Reveal – a daily look at the shadowy world of disease and medical research – is running a podcast that is full of information about Parekh’s history, as a pathologist who was hired to review not just all the death certificates but many other death records as well. The soon-to-be former head of Toronto’s hospitals acknowledged that hundreds of death certificates he reviewed do not necessarily show an apparent cause of death. A lawyer for family members recently revealed that Parekh had been hired by Ontario’s public health agency to examine hundreds of death certificates. The lawyers’ investigation led them to request that he resign, citing reports about his history of interpreting death certificates incorrectly and suggesting other inappropriate conclusions.

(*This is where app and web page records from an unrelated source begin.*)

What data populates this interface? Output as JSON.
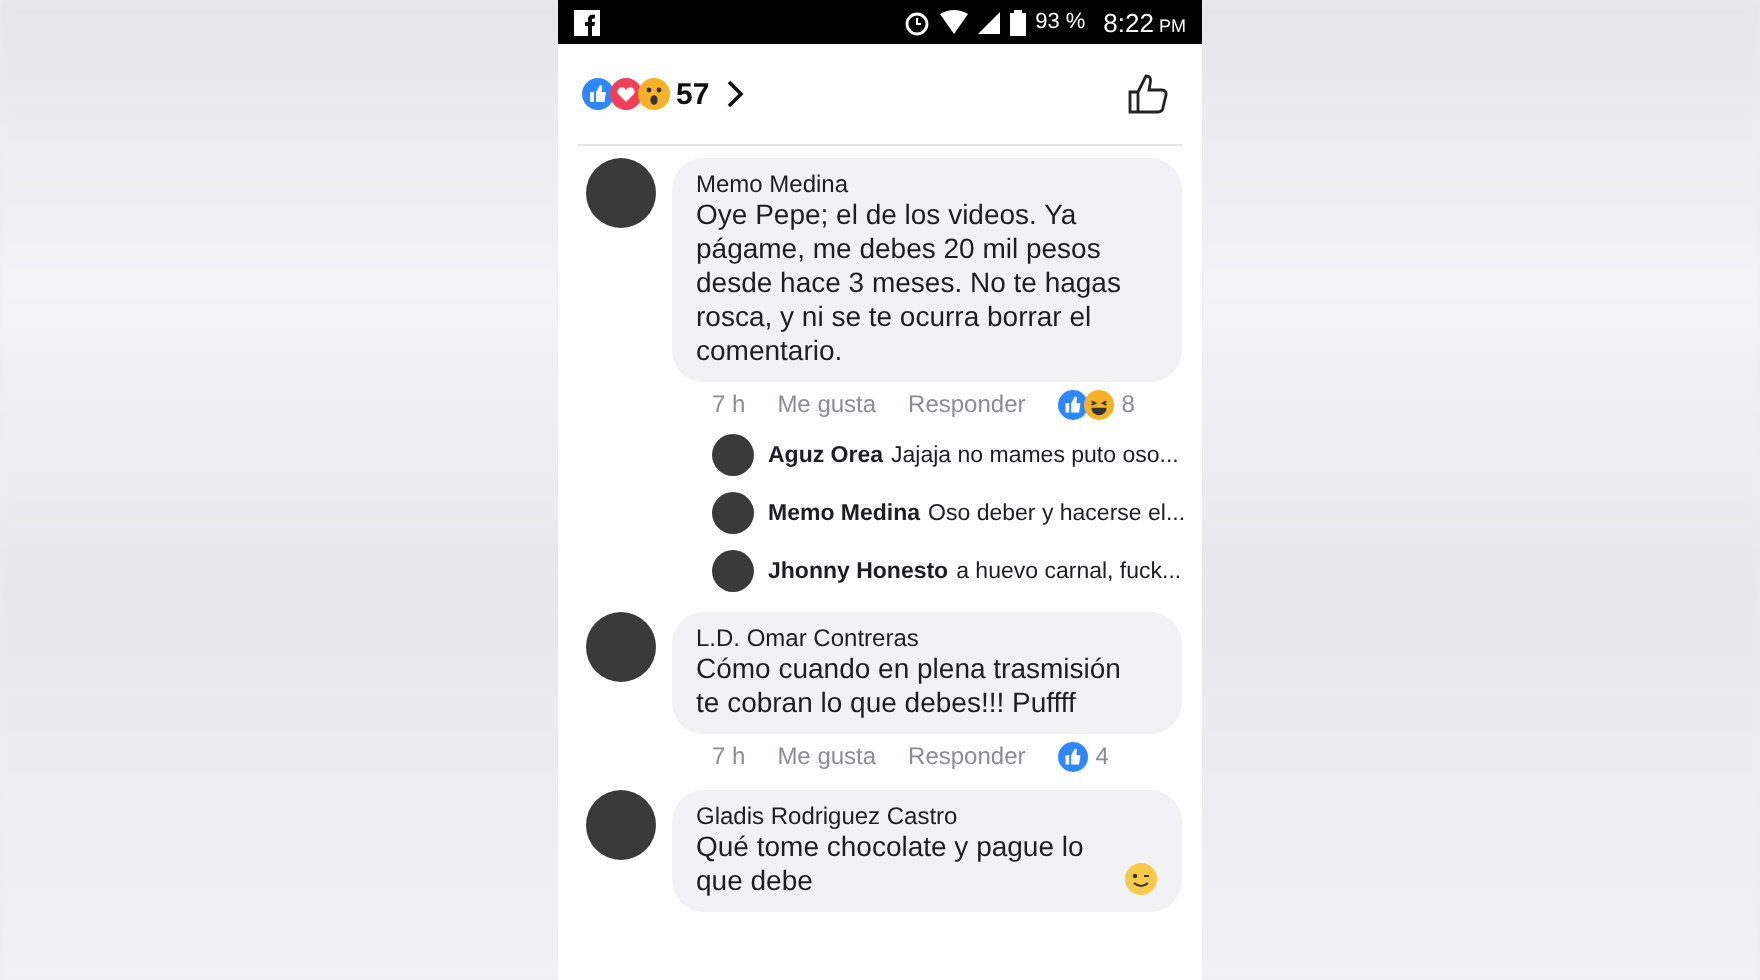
{
  "status_bar": {
    "battery": "93 %",
    "time": "8:22",
    "ampm": "PM"
  },
  "reactions_summary": {
    "reactions": [
      {
        "kind": "like"
      },
      {
        "kind": "love"
      },
      {
        "kind": "wow"
      }
    ],
    "count": "57"
  },
  "comments": [
    {
      "author": "Memo Medina",
      "text": "Oye Pepe; el de los videos. Ya págame, me debes 20 mil pesos desde hace 3 meses. No te hagas rosca, y ni se te ocurra borrar el comentario.",
      "time": "7 h",
      "like_label": "Me gusta",
      "reply_label": "Responder",
      "reactions": [
        {
          "kind": "like"
        },
        {
          "kind": "haha"
        }
      ],
      "reaction_count": "8",
      "replies": [
        {
          "author": "Aguz Orea",
          "text": "Jajaja no mames puto oso..."
        },
        {
          "author": "Memo Medina",
          "text": "Oso deber y hacerse el..."
        },
        {
          "author": "Jhonny Honesto",
          "text": "a huevo carnal, fuck..."
        }
      ]
    },
    {
      "author": "L.D. Omar Contreras",
      "text": "Cómo cuando en plena trasmisión te cobran lo que debes!!! Puffff",
      "time": "7 h",
      "like_label": "Me gusta",
      "reply_label": "Responder",
      "reactions": [
        {
          "kind": "like"
        }
      ],
      "reaction_count": "4"
    },
    {
      "author": "Gladis Rodriguez Castro",
      "text": "Qué tome chocolate y pague lo que debe",
      "emoji": {
        "kind": "wink"
      }
    }
  ]
}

Even at his most senior position in the middle of the criminal justice system, the coroner was required to follow established protocol. A letter from the Ontario Public Health Services Authority stated that “a standard inspection of the coroner’s office should take place when a coroners office is considering placing a new pathologist into a position of direct supervision and responsibility.” Dr Parekh was eventually removed from his position at Ontario’s public health agency in March 2015, as it launched its own investigation into the case.
Ontario’s public health authority told investigators that Parekh “had not been followed up” after his initial inspection. Dr Elizabeth Clarke, a pathologist at Sunnybrook Health Sciences Centre, provided the coroner with a verbal briefing on the meaning of death certificates, in which she was asked for clarification on a specific legal term, “resuscitation or cardiopulmonary resuscitation.” But this was not the same as an investigation.
Ontario’s public health agency assured the coroner in its standard inspection, as well as his lawyer during the investigation, that it had interviewed Dr Parekh about his autopsy reports, as well as health officials and other witnesses regarding the death certificates. But the public health agency refused to be publicly forthcoming about its investigation in April 2016, citing the sensitivity of the matter. Documents filed with Ontario’s police service show that homicide investigators were given the Parekh transcripts, and completed a physical search at the coroner’s office to find potential witnesses, but nothing was found.